"Lawmakers should address the gap."
Last Tuesday, I attended the 24th Provincial Convention of Senior Citizens in Lucena, Quezon. Thousands of senior citizens from different municipalities in Quezon joined the event. Every year, Quezon province celebrates the significant contributions of its senior citizens in society, particularly in Quezon’s agricultural sector, social development, and economic growth, and gives back to honor them.
This year, the convention focused on improving health and productivity of the elderly. This is one important aspect of aging that should be given utmost importance. It has been a common notion that once people reach 60, they focus their attention to retirement. The compulsory retirement age gives private companies and the public sector the right to disengage workers upon reaching the age of 65 and grant them retirement benefits.
That being said, the sad reality is that many of the elderly strive to remain productive. The rising costs of basic goods and services, especially medicines and health care, drives senior citizens to find jobs suitable for them to sustain the needs of their families. Some of the elderly live away from their children or receive less-than-adequate financial support from family members and the government. They are never freed from the obligation to work.
While some of our seniors are constrained to work, some are left with nothing to do upon retirement, especially those who have been maintaining an active lifestyle and are capable of continuing their normal day work. Those who are still willing and able should be given the opportunity to be productive.
In this regard, I would like to call the attention of our lawmakers to address this gap. With the efforts of some of our distinguished legislators, there are bills filed in Congress that aim to expand existing financial support to the elderly. One notable proposal was House Bill No. 5362 or the Senior Citizens Employment Opportunity Act authored by Honorable Representative Ronnie Ong. The bill seeks to expand the labor program to allow senior citizens to remain in the workforce and provide incentives to private companies. This piece of legislation will definitely maximize the contributive efforts of our elderly and allow them to continue providing for their families, if needed.

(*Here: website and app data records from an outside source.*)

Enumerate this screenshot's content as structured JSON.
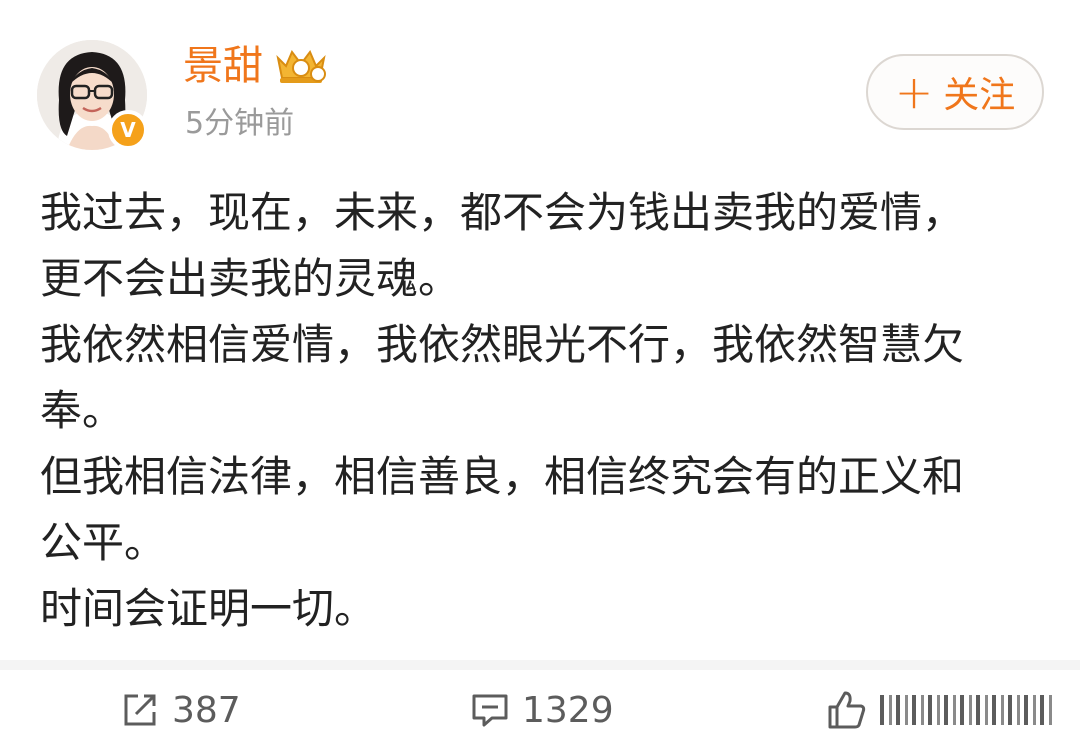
{
  "post": {
    "username": "景甜",
    "timestamp": "5分钟前",
    "follow_label": "关注",
    "follow_icon": "plus-icon",
    "verified_mark": "V",
    "content_lines": [
      "我过去，现在，未来，都不会为钱出卖我的爱情，",
      "更不会出卖我的灵魂。",
      "我依然相信爱情，我依然眼光不行，我依然智慧欠",
      "奉。",
      "但我相信法律，相信善良，相信终究会有的正义和",
      "公平。",
      "时间会证明一切。"
    ]
  },
  "actions": {
    "repost_count": "387",
    "comment_count": "1329",
    "like_count": ""
  },
  "colors": {
    "accent": "#f0761b",
    "badge": "#f5a11a",
    "text": "#222222",
    "muted": "#9a9a9a"
  }
}
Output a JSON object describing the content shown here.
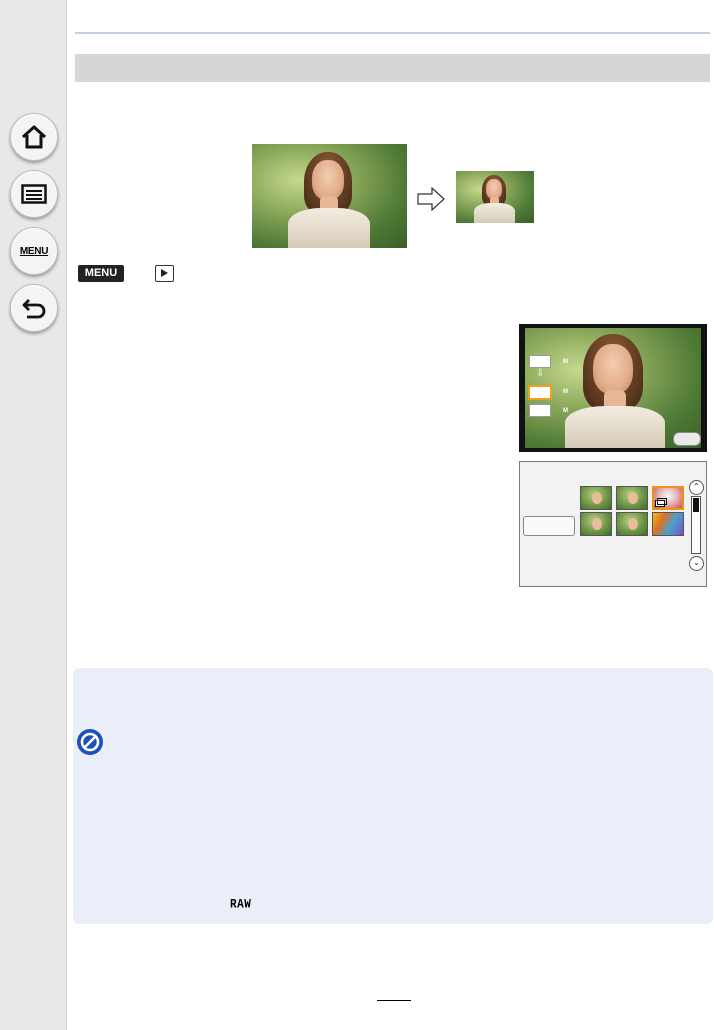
{
  "navigation": {
    "home": {
      "icon": "home-icon"
    },
    "contents": {
      "icon": "list-icon"
    },
    "menu": {
      "label": "MENU",
      "icon": "menu-icon"
    },
    "back": {
      "icon": "back-arrow-icon"
    }
  },
  "header": {
    "title": ""
  },
  "instruction": {
    "menu_badge": "MENU",
    "playback_icon": "playback-icon"
  },
  "screen_resize": {
    "size_mark": "M"
  },
  "notes": {
    "prohibit_icon": "prohibit-icon",
    "raw_label": "RAW"
  },
  "colors": {
    "accent": "#1f4fb8",
    "selection": "#f0a020",
    "note_background": "#e9eef8",
    "header_background": "#d6d6d6"
  }
}
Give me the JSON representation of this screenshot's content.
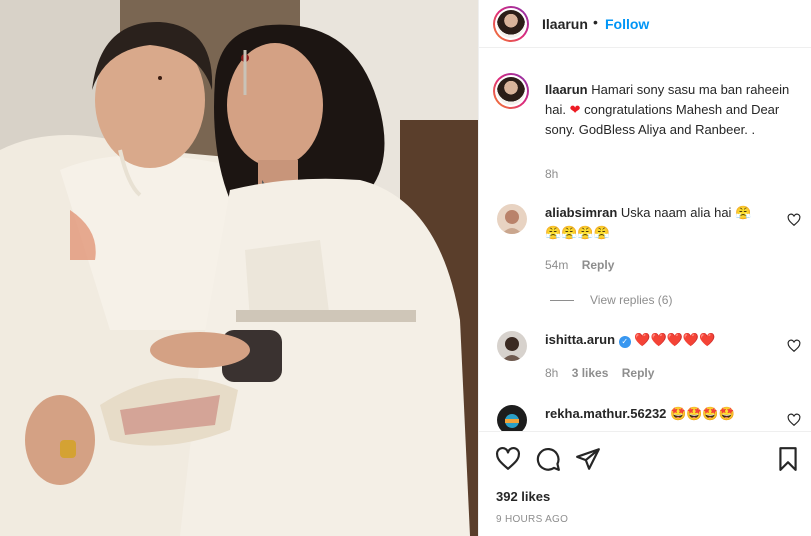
{
  "post": {
    "username": "Ilaarun",
    "dot": "•",
    "follow_label": "Follow",
    "caption": "Hamari sony sasu ma ban raheein hai. ❤️ congratulations Mahesh and Dear sony. GodBless Aliya and Ranbeer. .",
    "caption_before_heart": "Hamari sony sasu ma ban raheein hai.",
    "caption_after_heart": "congratulations Mahesh and Dear sony. GodBless Aliya and Ranbeer. .",
    "caption_time": "8h",
    "likes": "392 likes",
    "time_ago": "9 HOURS AGO"
  },
  "comments": [
    {
      "username": "aliabsimran",
      "text": "Uska naam alia hai 😤",
      "emoji_line": "😤😤😤😤",
      "time": "54m",
      "reply_label": "Reply"
    },
    {
      "view_replies": "View replies (6)"
    },
    {
      "username": "ishitta.arun",
      "text": "❤️❤️❤️❤️❤️",
      "time": "8h",
      "likes": "3 likes",
      "reply_label": "Reply"
    },
    {
      "username": "rekha.mathur.56232",
      "text": "🤩🤩🤩🤩"
    }
  ],
  "icons": {
    "like": "heart-outline-icon",
    "comment": "speech-bubble-icon",
    "share": "paper-plane-icon",
    "save": "bookmark-icon"
  },
  "colors": {
    "follow": "#0095f6",
    "heart": "#ed1c24",
    "verified": "#3897f0"
  }
}
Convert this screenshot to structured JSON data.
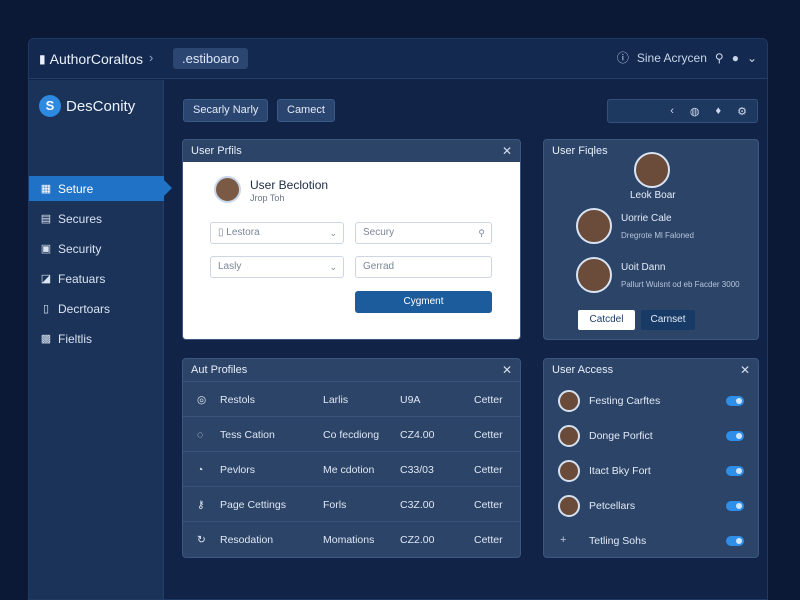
{
  "topbar": {
    "brand": "AuthorCoraltos",
    "crumb_sep": "›",
    "crumb": ".estiboaro",
    "user": "Sine Acrycen"
  },
  "sidebar": {
    "logo": "DesConity",
    "items": [
      {
        "label": "Seture",
        "icon": "calendar-icon",
        "active": true
      },
      {
        "label": "Secures",
        "icon": "document-icon"
      },
      {
        "label": "Security",
        "icon": "clipboard-icon"
      },
      {
        "label": "Featuars",
        "icon": "chat-icon"
      },
      {
        "label": "Decrtoars",
        "icon": "file-icon"
      },
      {
        "label": "Fieltlis",
        "icon": "grid-icon"
      }
    ]
  },
  "toolbar": {
    "btn1": "Secarly Narly",
    "btn2": "Camect"
  },
  "profile_form": {
    "title": "User Prfils",
    "name": "User Beclotion",
    "sub": "Jrop Toh",
    "field1": "Lestora",
    "field2": "Secury",
    "field3": "Lasly",
    "field4": "Gerrad",
    "submit": "Cygment"
  },
  "user_profiles": {
    "title": "User Fiqles",
    "top_name": "Leok Boar",
    "users": [
      {
        "name": "Uorrie Cale",
        "sub": "Dregrote Ml Faloned"
      },
      {
        "name": "Uoit Dann",
        "sub": "Pallurt Wulsnt od eb Facder 3000"
      }
    ],
    "btn_cancel": "Catcdel",
    "btn_confirm": "Carnset"
  },
  "all_profiles": {
    "title": "Aut Profiles",
    "rows": [
      {
        "name": "Restols",
        "type": "Larlis",
        "code": "U9A",
        "status": "Cetter",
        "icon": "globe-icon"
      },
      {
        "name": "Tess Cation",
        "type": "Co fecdiong",
        "code": "CZ4.00",
        "status": "Cetter",
        "icon": "chat-icon"
      },
      {
        "name": "Pevlors",
        "type": "Me cdotion",
        "code": "C33/03",
        "status": "Cetter",
        "icon": "gauge-icon"
      },
      {
        "name": "Page Cettings",
        "type": "Forls",
        "code": "C3Z.00",
        "status": "Cetter",
        "icon": "key-icon"
      },
      {
        "name": "Resodation",
        "type": "Momations",
        "code": "CZ2.00",
        "status": "Cetter",
        "icon": "refresh-icon"
      }
    ]
  },
  "user_access": {
    "title": "User Access",
    "rows": [
      {
        "label": "Festing Carftes",
        "on": true
      },
      {
        "label": "Donge Porfict",
        "on": true
      },
      {
        "label": "Itact Bky Fort",
        "on": true
      },
      {
        "label": "Petcellars",
        "on": true
      },
      {
        "label": "Tetling Sohs",
        "on": true
      }
    ]
  }
}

Aside from this, the Honorable Representative of the Third District of Quezon, Congresswoman Aleta Suarez, has filed the Parental Welfare and Support Act which requires children to support their elderly parents. House Majority Assistant Floor Leader David “Jayjay” Suarez and ALONA Party-list Representative Anna Villaraza-Suarez have both proposed the increasing of the discounts granted to senior citizens from 20 percent to 30 percent on certain goods and services. These legislative measures endeavor to provide our senior citizens with the most benefits given their significant role as foundations of society. I fervently hope that these measures be given expedited response in both Houses, for the welfare of our senior citizens.
I also call on the expansion and improvement of the benefits received by the senior citizens, specifically the health care benefits and incentives. The provincial government of Quezon launched the health coupon program, also known as the Lingap Kalusugan Program, where senior citizens shall be exempted from paying the costs of certain medical services such as CT scan and MRI scanning. This has a potential in reducing necessary expenses by the senior citizens, thereby relieving them of the financial burden.
I seek the support of the national government in the enactment of these measures. Our senior citizens have been our source of strength and wisdom. Let us allow them to live healthy and remain productive in their own ways. It is our duty to put their interests at heart, as they have put ours in theirs. Let us work together to give back as much as we can for their invaluable service and dedication to their families, their communities, and the nation.